Jesus is not a God who stays safely in heaven with a flank of angel security guards between him and us while we sing songs at him from a distance hoping they are loud enough to reach his throne. Nor is Jesus a God who says to the dying beggar “don’t worry about the physical pain you are in- it doesn’t really matter because you’ll be dead soon and then you’ll be with me”

Would you want to worship a God who stayed safe and didn’t care about your physical difficulties? Would anyone?

The God of the broken bread is a God who gets his hands dirty. The God you will touch and taste on that altar is a God giving you a hug. Does it matter whether it is just a symbol or whether God is really present in the bread and wine? Of course it matters! Because a God who didn’t make himself present for you is a God who doesn’t really care - but the God of the bible is a God who hugs leppers and through that bread and wine that you touch and taste - hugs you now.

I didn’t know that I was starving until I tasted you. The more I know you the more I want to . Something inside me has changed. I was so much younger yesterday. Don’t need no butterflies when you give me the whole damn zoo, I didn’t know that I was starving till I tasted you. (3)

Jesus says:“I am the living bread that came down from heaven.

Whoever eats of this bread will live forever; and the bread

that I will give for the life of the world is my flesh.”

“ Beloved, I received from the Lord what I also hand on to you”

Amen

(1) from a sermon by Prebendary Pam Row http://www.leominsterdeanerysynod.org.uk/uploads/4/6/8/2/46822267/corpus_christi_sermon_-_pam_row.pdf

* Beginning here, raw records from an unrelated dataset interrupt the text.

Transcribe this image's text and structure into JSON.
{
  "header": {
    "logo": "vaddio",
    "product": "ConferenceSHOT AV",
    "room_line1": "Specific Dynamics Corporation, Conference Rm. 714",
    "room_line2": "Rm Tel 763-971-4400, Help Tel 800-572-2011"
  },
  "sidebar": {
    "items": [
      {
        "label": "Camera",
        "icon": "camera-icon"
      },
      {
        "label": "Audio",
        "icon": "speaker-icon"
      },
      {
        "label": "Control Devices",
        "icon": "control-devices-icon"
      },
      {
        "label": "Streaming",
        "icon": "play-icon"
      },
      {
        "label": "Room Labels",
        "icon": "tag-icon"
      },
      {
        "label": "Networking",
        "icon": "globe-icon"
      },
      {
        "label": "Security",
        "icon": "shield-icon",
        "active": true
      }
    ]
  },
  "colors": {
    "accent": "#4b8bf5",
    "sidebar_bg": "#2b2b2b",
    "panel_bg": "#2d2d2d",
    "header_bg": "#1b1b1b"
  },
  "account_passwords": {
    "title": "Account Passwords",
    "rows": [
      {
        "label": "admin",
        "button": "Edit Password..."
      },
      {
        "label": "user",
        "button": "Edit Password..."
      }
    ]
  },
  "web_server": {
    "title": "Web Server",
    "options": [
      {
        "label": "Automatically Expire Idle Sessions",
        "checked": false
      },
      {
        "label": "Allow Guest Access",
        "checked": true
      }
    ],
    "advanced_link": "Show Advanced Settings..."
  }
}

(2) from The shape of the Liturgy, by Dom Gregory Dix, 1945

(3) Luke 2:1-7

(4)Haile Steinfeld "Starving" https://www.youtube.com/watch?v=v8ye1cBIP6A